Developing new talent is critical to all organizations. I work to not only train new UX talent, but I also work to help people in other departments learn more about user experience and development. Cross-functional training helps draw people together and helps build empathy for colleagues.

I’ve also worked as an instructor in the past and have volunteered my time with College of Design to help promote the UX field and educate young talent. I also serve on the board of TriUXPA, and help to guide the organization on it’s mission to promote the UX field.

Multi-disciplinary collaboration

Mobile and Web work has become more complex and sophisticated which has resulted in increased specialization in the field. One challenge this creates is a tendency for specialists to become siloed. My work experiences in development, design, and UX, help me integrate often disparate practices. Better collaboration on interactive projects fuses individual work together and improves quality, effectiveness, profitability, and creativity.

User-centered design

I’m a huge proponent of a modified user-centered design process. UCD methodologies clearly help organizations focus on what is most valuable to their users. What’s seemingly obvious, is that it’s also important that organizations clearly define what they need. I say “seemingly” because I am shocked at how often I get blank stares or thoughtless answers when I ask my clients the most important question: “what are your goals?” Because the best design satisfies the user’s needs and the company’s goals in a beautiful, elegant, and simple way.

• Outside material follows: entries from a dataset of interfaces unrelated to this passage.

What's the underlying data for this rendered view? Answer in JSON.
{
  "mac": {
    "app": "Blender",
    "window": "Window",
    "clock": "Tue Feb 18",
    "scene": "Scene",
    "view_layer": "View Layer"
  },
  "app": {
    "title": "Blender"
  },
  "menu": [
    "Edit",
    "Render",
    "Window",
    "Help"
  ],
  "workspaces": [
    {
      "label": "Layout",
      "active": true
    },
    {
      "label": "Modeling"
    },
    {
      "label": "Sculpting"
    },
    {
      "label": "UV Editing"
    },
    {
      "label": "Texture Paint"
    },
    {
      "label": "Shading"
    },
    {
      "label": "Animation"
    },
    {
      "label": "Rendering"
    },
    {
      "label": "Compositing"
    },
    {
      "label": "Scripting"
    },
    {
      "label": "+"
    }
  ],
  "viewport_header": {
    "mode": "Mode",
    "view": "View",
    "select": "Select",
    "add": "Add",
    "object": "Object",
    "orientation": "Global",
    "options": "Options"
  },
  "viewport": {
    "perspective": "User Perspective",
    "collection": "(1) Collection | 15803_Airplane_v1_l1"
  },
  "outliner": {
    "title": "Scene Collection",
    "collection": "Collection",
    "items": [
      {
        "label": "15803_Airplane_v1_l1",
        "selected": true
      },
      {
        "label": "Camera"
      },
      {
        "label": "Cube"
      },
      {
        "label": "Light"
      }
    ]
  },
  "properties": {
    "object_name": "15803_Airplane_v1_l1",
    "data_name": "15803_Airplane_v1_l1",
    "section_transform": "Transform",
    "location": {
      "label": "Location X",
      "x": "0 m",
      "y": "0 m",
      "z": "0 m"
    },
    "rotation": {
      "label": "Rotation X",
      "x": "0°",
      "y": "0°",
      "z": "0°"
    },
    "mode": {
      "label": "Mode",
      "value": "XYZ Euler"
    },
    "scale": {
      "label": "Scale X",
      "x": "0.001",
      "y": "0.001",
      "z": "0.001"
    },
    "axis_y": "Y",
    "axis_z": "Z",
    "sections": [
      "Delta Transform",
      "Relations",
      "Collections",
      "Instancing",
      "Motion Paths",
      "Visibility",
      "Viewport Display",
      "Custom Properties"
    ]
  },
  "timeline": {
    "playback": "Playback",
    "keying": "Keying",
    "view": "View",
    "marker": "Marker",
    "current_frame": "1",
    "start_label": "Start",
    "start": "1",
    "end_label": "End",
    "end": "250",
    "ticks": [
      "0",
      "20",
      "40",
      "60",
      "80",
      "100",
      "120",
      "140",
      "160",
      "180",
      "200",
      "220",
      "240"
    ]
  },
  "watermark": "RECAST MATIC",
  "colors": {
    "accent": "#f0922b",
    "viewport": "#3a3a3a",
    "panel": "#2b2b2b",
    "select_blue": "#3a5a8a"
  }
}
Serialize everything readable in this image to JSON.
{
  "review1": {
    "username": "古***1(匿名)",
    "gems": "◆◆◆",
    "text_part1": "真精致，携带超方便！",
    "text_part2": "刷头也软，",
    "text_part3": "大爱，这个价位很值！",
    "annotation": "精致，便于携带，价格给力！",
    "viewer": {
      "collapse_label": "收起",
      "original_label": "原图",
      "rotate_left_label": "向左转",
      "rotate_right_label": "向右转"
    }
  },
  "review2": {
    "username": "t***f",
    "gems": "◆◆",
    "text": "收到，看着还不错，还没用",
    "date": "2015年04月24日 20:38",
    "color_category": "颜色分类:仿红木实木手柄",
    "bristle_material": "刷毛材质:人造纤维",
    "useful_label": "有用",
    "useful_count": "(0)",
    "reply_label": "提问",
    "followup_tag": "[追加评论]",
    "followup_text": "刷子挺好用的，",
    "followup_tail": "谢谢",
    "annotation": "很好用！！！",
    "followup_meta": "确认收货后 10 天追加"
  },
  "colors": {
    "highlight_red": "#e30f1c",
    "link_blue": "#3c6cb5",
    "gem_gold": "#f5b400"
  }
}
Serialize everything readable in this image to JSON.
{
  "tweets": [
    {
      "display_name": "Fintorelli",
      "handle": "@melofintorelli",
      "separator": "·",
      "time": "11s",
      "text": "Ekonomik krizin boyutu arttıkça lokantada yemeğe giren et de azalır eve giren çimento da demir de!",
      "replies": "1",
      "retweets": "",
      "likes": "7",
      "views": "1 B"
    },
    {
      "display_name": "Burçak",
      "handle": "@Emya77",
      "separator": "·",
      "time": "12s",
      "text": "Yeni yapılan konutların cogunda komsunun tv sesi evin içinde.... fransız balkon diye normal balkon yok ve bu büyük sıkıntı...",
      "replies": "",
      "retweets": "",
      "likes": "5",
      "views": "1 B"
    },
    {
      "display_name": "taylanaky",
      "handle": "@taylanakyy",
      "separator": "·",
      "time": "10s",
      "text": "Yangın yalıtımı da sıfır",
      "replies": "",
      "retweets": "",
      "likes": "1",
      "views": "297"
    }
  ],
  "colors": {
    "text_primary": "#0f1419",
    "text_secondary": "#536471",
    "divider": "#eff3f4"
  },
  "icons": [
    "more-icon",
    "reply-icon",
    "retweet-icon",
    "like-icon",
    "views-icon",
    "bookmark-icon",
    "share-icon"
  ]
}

Iterative, evolutionary design

While we all strive to make a perfect product on the first try, it’s obvious that the most successful ideas are the ones that are improved, iteratively, over time. Unfortunately, this is not what clients like to hear. Clients want to to think that you’ll “knock it outta the park!” They don’t want to hear, “we’ll launch the product and roadmap in important features over the next year.” Clients want to think you know everything. They don’t want to hear “we’re not sure about this idea. Let’s test it with users and watch the analytics and make critical decisions based on the feedback.”

But there is no getting around the fact that design is a process. The sooner you can get a client or company to embrace this simple truth, the sooner they’ll start succeeding.